But, I’m often asked, “Why the Giants?” The question came more often when I tended to be the lone fan in San Francisco gear at whatever East-Coast game I attended to see my boys play. Ever since the World Series win in 2010, the Giants colors are in full force. I actually miss the days when you ran into a person wearing a ‘90s-era Will Clark jersey. You knew they were from The Bay and you knew they were a true fan. I even remember a conversation with a fellow fan in Camden Yards pre-World Series wins. We broke bread during a rain delay and found out our parents had served on City Council together. Again, a small San Francisco world back then.
So, back to my question: Why the Giants? Of course, growing up near Candlestick Park is a big reason. But it’s more than that.

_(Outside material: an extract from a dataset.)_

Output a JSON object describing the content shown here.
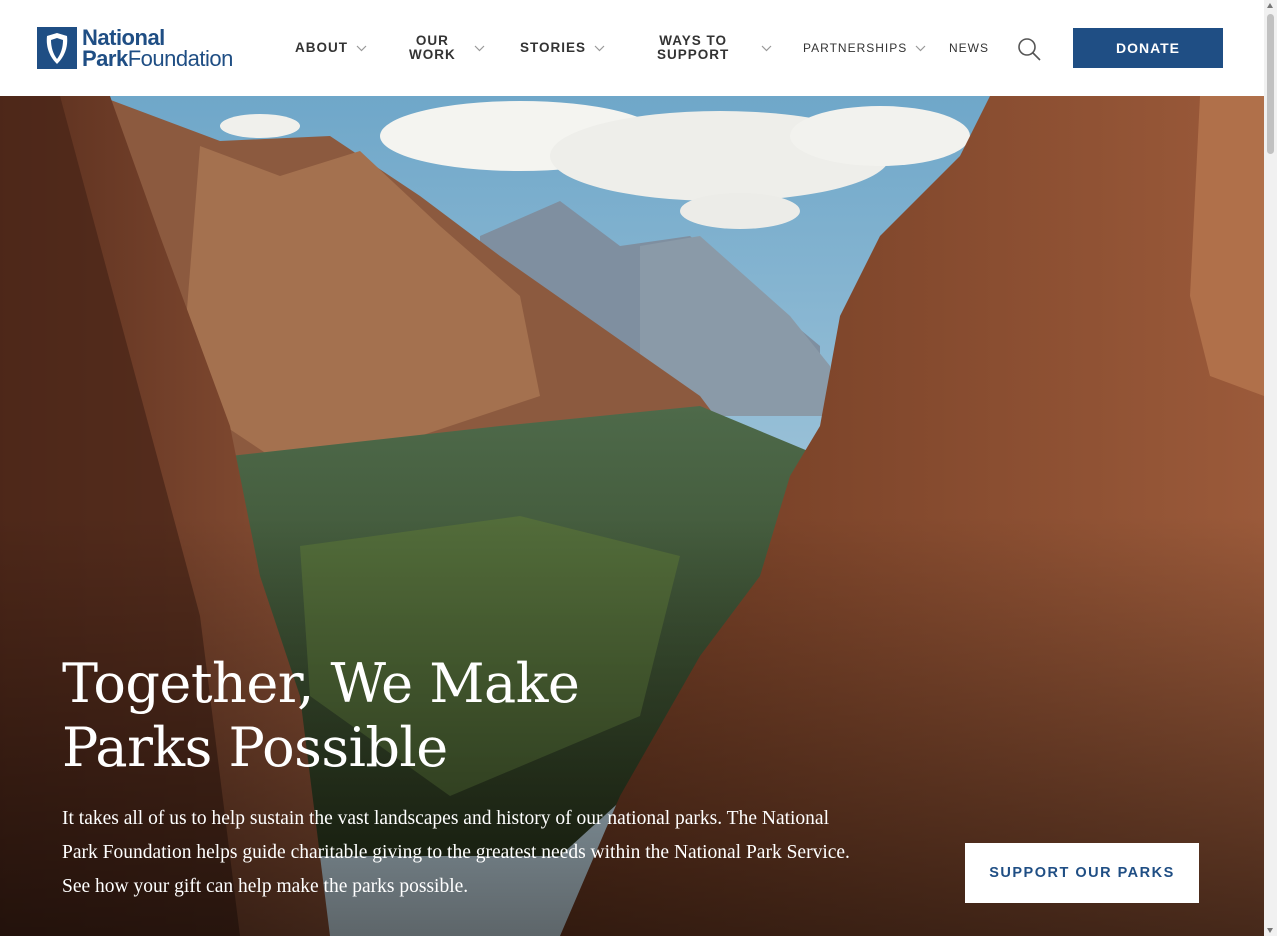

If I had to sum it up, I would say that the Giants are about family.
Baseball Means Bonding with My Family
You see, every year, for as long as I can remember, my dad either had the Giants playing on the radio, or on TV, or he took me to Candlestick Park. Essentially, the Giants were the soundtrack to my life. He never had a son, but I was the daughter that would oblige his sports habit (and, subsequently, his political persuasion and love for communication). Year after year, we watched them lose.
There were some successes. There was the National League Pennant in 1989. But they lost in four to the A’s. That series reminds me most of the Loma Prieta Earthquake and witnessing not only half of my downtown destroyed, but also some of my friends losing their homes. Needless to say, there were other things that needed our attention, and since my dad was mayor he put his focus where it should have been. There was also 2002, but I still won’t talk about game six.

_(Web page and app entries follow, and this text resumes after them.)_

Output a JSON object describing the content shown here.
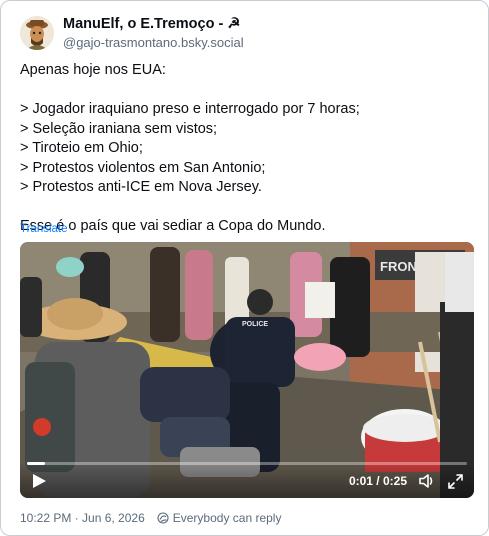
{
  "author": {
    "display_name": "ManuElf, o E.Tremoço - ☭",
    "handle": "@gajo-trasmontano.bsky.social",
    "avatar_icon": "avatar-illustration-icon"
  },
  "post": {
    "lines": [
      "Apenas hoje nos EUA:",
      "",
      "> Jogador iraquiano preso e interrogado por 7 horas;",
      "> Seleção iraniana sem vistos;",
      "> Tiroteio em Ohio;",
      "> Protestos violentos em San Antonio;",
      "> Protestos anti-ICE em Nova Jersey.",
      "",
      "Esse é o país que vai sediar a Copa do Mundo."
    ],
    "translate_label": "Translate"
  },
  "video": {
    "time": "0:01 / 0:25",
    "progress": 0.04,
    "police_label": "POLICE",
    "banner_text": "FRONTERAS",
    "play_icon": "play-icon",
    "volume_icon": "volume-icon",
    "fullscreen_icon": "fullscreen-icon"
  },
  "meta": {
    "timestamp": "10:22 PM · Jun 6, 2026",
    "reply_setting": "Everybody can reply",
    "reply_icon": "globe-reply-icon"
  },
  "colors": {
    "link": "#1083fe",
    "secondary_text": "#5b6b7b",
    "border": "#c9ccd1"
  }
}
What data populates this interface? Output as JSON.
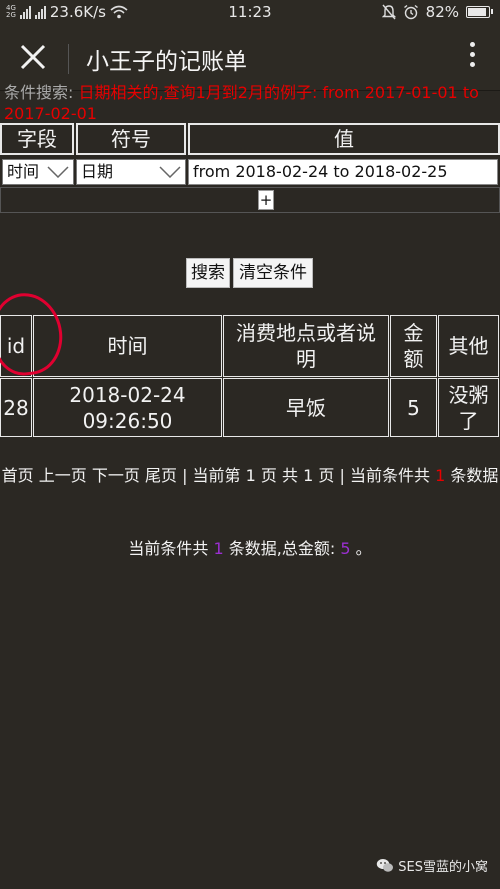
{
  "status_bar": {
    "net_tags": [
      "4G",
      "2G"
    ],
    "speed": "23.6K/s",
    "time": "11:23",
    "battery": "82%",
    "battery_level": 0.82
  },
  "app_bar": {
    "title": "小王子的记账单"
  },
  "hint": {
    "label": "条件搜索:",
    "text": "日期相关的,查询1月到2月的例子: from 2017-01-01 to 2017-02-01"
  },
  "conditions": {
    "headers": {
      "field": "字段",
      "op": "符号",
      "value": "值"
    },
    "row": {
      "field": "时间",
      "op": "日期",
      "value": "from 2018-02-24 to 2018-02-25"
    },
    "add_label": "+"
  },
  "actions": {
    "search": "搜索",
    "clear": "清空条件"
  },
  "table": {
    "headers": {
      "id": "id",
      "time": "时间",
      "place": "消费地点或者说明",
      "amount": "金额",
      "other": "其他"
    },
    "rows": [
      {
        "id": "28",
        "time": "2018-02-24 09:26:50",
        "place": "早饭",
        "amount": "5",
        "other": "没粥了"
      }
    ]
  },
  "pager": {
    "first": "首页",
    "prev": "上一页",
    "next": "下一页",
    "last": "尾页",
    "current_pre": "| 当前第",
    "current_page": "1",
    "total_pre": "页 共",
    "total_pages": "1",
    "count_pre": "页 | 当前条件共",
    "count": "1",
    "count_post": "条数据"
  },
  "summary": {
    "pre": "当前条件共",
    "count": "1",
    "mid": "条数据,总金额:",
    "amount": "5",
    "post": "。"
  },
  "watermark": "SES雪蓝的小窝",
  "colors": {
    "background": "#2b2823",
    "highlight_red": "#e60000",
    "number_purple": "#9a2fd0"
  }
}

Then 2010 happened. And 2012. And so much has changed since then. It’s actually a weird switch to go from following a team that loses to following a team that wins. Of course, it’s AMAZING. But there is something surreal about it. There is something strange about walking outside your home in DC and seeing someone wearing a SF hat, or going to an airport and seeing a Hunter Pence shirt. It isn’t that I don’t want that. It’s just that, to me, it’s more than a World Series win—or two. To me, it’s personal.
It’s personal because the Giants have not only bonded my dad and me (we talk and text most during baseball season), but also been passed along to my nephews. I flew my oldest nephew out to DC when the Giants came to town in 2010.They lost every game in that hot July DC heat, and I guess you could say we bonded in that misery (neither one of us would have guessed they would be World Series-bound after that series).
The Baseball Memories Keep Accruing
It’s personal because I still remember so many things. I remember the day that Barry Bonds was picked up by the Giants. My dad was driving me home from school, and I can still hear his “Yes!” in my head. I remember summer games at Candlestick bundled in parkas and draped in blankets, and I’ll always remember talking to my dad after the Giants won their first World Series since being in San Francisco. He proceeded to tell me about being an eight-year-old boy when the Giants moved from New York, and how he followed them every year since then. After all those years, they had finally brought a championship to San Francisco. I can still hear the emotion in his voice.
So here we are at another even year, and it remains to be seen who will win it all in 2014. But regardless of whether the Giants win or lose (and don’t get me wrong—I want the Giants to win!) I’m thankful for every Giant’s baseball season because of the memories my family has made.
This year alone, I’m thankful I was with my dad when Timmy threw a no-hitter, I’m thankful I was with my nephew Stephen when the Giants beat the Nationals in the division series, and I’m even thankful that my three-year-old nephew Jake was so distraught over last Friday’s loss that he cried and dropped his San Francisco hat on the ground. It means he’s a Giant’s fan in the making (no worries—he was in better spirits after the win on Saturday evening).
I’m most thankful because, through the good and bad, we’ve always been in it together. And that’s why the Giants are more than just baseball to me. The Giants are about family.